In today’s competitive environment, offering employees an equity interest in your business can be a powerful tool for attracting, retaining and motivating quality talent. If your business is organized as a partnership, however, there are some tax traps you should watch out for. Once an employee becomes a partner, you generally can no longer treat him or her as an employee for tax and benefits purposes, which has significant tax implications.
It can be difficult in the current job market for students and recent graduates to find summer or full-time jobs. If you’re a business owner with children in this situation, you may be able to provide them with valuable experience and income while generating tax savings for both your business and your family overall.
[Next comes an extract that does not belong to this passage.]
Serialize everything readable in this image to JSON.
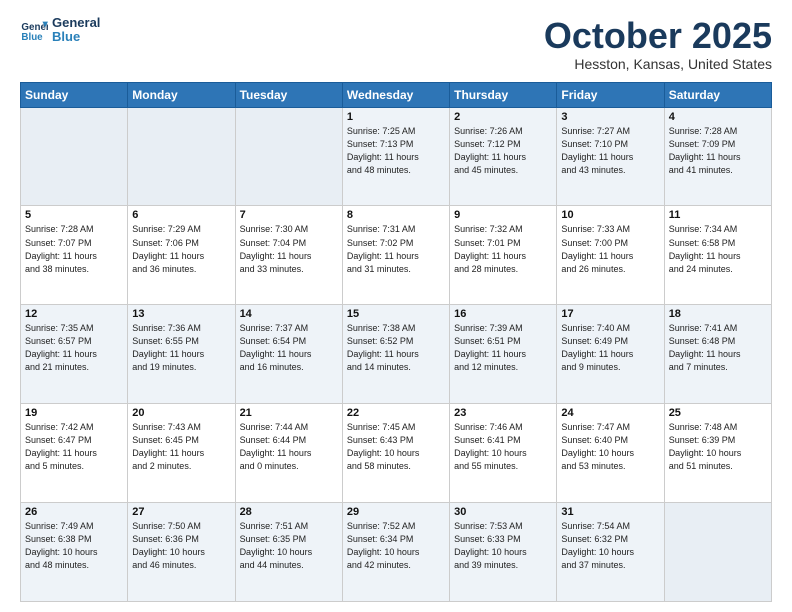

In addition to income tax, you must pay Social Security and Medicare taxes on earned income, such as salary and self-employment income. The 12.4% Social Security tax applies only up to the Social Security wage base of $118,500 for 2016. All earned income is subject to the 2.9% Medicare tax.